This is why people give up and decide the better option is to not exist. Not because they are weak. Not because they decided to give up. It’s because they are EXHAUSTED. All options were exercised and they failed. Failed by those who “didn’t see it coming”. Failed by a very flawed mental health system. Failed by those who chose judgement over putting that expensive smart phone to use and learning about the cause. Failing to learn that this demon you’re facing, it’s as real as the wind, the oxygen in the room and the blood that pumps through all our veins. 

People don’t give up because they are cowards. People give up because after all that digging, the climbing, desperately clawing at small ray of light shining above them, they are destitute, depleted. They are bloodied, bruised and bare. They decide that surrendering to the nothingness that’s been tempting them all along, just might be better than the pain that’s haunted them for ages.

 
Want to help someone you suspect/know is mentally ill? You probably do know someone, before you assume you don’t, FYI. This is the order of top ten leading deaths in the US. 

1. Heart disease

2. Cancer (malignant neoplasms)

3. Chronic lower respiratory disease

4. Accidents (unintentional injuries)

5. Stroke (cerebrovascular diseases)

6. Alzheimer’s disease

7. Diabetes

8. Influenza and pneumonia

9. Kidney disease (nephritis, nephrotic syndrome, and nephrosis)

10. Suicide 

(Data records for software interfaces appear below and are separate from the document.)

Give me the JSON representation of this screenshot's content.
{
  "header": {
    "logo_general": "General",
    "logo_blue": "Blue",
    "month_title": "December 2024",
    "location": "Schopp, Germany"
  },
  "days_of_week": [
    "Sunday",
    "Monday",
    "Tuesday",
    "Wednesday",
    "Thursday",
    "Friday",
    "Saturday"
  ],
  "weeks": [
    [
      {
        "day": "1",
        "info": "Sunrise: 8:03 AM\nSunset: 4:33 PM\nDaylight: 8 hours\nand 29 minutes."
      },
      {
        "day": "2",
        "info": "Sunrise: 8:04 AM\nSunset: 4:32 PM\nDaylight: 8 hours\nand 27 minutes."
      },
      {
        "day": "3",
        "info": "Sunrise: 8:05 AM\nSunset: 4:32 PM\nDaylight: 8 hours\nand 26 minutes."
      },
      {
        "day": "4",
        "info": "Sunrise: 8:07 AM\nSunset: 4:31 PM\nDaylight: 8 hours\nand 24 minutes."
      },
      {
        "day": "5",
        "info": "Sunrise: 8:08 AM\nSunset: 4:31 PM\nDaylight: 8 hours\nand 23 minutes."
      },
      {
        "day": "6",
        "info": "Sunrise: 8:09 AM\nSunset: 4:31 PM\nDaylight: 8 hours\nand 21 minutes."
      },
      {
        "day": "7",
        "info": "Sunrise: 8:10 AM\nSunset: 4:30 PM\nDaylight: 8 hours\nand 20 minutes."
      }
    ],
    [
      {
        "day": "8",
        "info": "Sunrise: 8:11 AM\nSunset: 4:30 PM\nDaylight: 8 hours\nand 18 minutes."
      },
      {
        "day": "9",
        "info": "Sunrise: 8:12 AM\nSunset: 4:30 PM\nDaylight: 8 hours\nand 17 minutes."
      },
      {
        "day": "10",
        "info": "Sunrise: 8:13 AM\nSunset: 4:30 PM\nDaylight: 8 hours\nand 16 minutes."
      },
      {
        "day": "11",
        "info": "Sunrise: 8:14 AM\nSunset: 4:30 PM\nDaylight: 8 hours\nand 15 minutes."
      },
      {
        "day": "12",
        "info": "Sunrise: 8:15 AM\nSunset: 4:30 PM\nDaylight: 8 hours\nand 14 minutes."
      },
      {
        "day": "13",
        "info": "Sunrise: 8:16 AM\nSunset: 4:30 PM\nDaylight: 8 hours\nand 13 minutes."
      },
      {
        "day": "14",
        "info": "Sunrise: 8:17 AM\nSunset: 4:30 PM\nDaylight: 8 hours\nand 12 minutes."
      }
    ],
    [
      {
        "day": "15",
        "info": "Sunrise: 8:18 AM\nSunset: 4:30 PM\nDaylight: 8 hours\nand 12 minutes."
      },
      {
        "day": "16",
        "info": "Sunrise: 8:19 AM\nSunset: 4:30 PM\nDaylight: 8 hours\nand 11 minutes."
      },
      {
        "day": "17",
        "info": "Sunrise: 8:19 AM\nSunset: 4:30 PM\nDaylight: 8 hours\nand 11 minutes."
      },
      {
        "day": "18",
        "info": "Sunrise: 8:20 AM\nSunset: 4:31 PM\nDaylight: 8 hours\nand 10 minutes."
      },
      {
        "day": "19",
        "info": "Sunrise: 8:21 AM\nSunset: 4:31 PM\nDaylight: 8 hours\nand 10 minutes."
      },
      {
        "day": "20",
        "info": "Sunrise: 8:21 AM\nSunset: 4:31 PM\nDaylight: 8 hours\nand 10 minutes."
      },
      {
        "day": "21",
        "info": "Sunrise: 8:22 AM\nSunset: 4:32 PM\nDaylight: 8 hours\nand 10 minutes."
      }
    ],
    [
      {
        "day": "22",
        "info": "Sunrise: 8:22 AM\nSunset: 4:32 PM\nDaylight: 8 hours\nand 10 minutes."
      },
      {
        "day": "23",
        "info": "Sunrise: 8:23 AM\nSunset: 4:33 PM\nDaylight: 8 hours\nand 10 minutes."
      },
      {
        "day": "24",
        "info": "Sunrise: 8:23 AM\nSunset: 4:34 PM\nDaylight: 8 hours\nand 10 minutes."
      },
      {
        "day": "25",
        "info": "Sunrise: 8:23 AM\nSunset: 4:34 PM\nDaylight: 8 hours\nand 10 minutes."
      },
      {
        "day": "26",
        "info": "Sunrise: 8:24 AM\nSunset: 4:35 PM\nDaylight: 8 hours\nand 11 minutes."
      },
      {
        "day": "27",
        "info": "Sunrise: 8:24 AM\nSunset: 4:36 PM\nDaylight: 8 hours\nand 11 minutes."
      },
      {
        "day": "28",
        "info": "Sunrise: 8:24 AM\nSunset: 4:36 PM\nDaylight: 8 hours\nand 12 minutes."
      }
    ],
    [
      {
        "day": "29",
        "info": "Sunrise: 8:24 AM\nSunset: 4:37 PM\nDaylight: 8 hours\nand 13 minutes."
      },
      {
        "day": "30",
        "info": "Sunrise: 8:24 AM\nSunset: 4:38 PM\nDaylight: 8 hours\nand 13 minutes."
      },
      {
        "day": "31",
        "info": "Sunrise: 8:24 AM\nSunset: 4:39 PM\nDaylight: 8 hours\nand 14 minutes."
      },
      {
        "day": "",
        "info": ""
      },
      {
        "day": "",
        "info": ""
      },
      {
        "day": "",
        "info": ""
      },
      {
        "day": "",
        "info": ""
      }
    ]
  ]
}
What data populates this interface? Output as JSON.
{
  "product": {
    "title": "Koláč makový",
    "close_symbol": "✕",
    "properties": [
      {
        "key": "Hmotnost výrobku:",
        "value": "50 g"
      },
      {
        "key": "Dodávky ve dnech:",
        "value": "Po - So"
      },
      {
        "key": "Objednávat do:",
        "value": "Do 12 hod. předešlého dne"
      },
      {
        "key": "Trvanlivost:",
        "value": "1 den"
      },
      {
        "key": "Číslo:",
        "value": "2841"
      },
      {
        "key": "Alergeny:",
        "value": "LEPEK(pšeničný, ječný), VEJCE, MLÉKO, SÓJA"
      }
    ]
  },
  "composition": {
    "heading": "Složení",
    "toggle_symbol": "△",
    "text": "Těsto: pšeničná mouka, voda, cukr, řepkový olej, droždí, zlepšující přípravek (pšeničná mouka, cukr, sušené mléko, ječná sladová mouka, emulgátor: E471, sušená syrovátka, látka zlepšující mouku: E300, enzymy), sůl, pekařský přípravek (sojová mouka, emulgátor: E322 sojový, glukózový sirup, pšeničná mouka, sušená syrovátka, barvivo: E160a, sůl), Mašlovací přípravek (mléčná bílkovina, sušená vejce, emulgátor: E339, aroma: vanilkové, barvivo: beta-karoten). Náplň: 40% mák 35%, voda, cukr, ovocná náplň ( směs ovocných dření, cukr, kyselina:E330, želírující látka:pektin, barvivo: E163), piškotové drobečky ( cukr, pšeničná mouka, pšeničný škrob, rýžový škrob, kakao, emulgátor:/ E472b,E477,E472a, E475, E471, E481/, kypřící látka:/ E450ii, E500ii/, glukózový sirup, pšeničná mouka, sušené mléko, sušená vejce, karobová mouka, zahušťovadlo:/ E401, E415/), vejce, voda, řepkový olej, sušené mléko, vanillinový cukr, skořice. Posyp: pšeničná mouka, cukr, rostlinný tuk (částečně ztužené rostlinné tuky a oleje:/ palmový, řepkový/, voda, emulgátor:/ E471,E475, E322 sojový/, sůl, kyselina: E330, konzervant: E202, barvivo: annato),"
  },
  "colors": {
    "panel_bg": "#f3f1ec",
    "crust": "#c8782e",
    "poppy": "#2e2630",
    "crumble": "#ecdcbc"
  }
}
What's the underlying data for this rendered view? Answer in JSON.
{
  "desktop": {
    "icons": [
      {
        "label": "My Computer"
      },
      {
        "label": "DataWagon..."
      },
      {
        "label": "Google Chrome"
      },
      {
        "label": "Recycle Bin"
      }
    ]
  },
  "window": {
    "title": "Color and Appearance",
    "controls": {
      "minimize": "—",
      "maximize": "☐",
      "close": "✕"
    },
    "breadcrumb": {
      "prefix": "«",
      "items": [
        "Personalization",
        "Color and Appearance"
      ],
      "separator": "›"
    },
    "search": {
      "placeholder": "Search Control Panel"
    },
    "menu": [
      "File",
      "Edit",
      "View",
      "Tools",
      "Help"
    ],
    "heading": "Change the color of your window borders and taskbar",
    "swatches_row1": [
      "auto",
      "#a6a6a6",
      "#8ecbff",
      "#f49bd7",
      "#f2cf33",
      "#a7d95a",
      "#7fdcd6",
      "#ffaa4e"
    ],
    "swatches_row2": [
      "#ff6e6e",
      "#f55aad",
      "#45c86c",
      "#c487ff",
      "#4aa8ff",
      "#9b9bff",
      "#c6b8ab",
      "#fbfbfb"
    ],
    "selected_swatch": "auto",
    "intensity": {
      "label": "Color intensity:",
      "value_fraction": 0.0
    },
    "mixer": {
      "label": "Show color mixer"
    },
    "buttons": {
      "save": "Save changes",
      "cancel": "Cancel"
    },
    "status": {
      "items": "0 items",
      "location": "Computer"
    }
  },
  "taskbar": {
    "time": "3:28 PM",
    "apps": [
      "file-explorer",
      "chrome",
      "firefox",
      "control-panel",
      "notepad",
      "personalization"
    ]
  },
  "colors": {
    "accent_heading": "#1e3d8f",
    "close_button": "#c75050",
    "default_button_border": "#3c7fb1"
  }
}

Now, according to statistics, 1 in every 4-5 people are struggling with a mental illness. 
My friends, you do the math. 
RESEARCH about it, especially before trying to hand over advice. Reach out to them. Ask them if they are ok. If they want to talk, and if so, listen before trying to find a solution. Sometimes, people just want to be heard. Offer to visit. Be present, emotionally supportive, open minded and free of judgement. Be forgiving and learn how to distinguish your loved ones actions from the disease. 

It’s not your job to fix/heal someone. However, the guilt you will feel if you had the opportunity to offer the support and you refused because you decided you had something better to do instead, is eternal. One small gesture can make a world of a difference in a person mentally suffering.

To my friends who are suffering silently,
If any of you are ever struggling mentally and need to speak to someone immediately, here are some resources for you to use: 

1-800-Suicide

1-800-784-2433

1-888-NYC-WELL

1-888-692-9355
You can also chat or text with a mental health counselor at 
Www.SuicidePreventionLifeLine.Org
https://nycwell.cityofnewyork.us/en/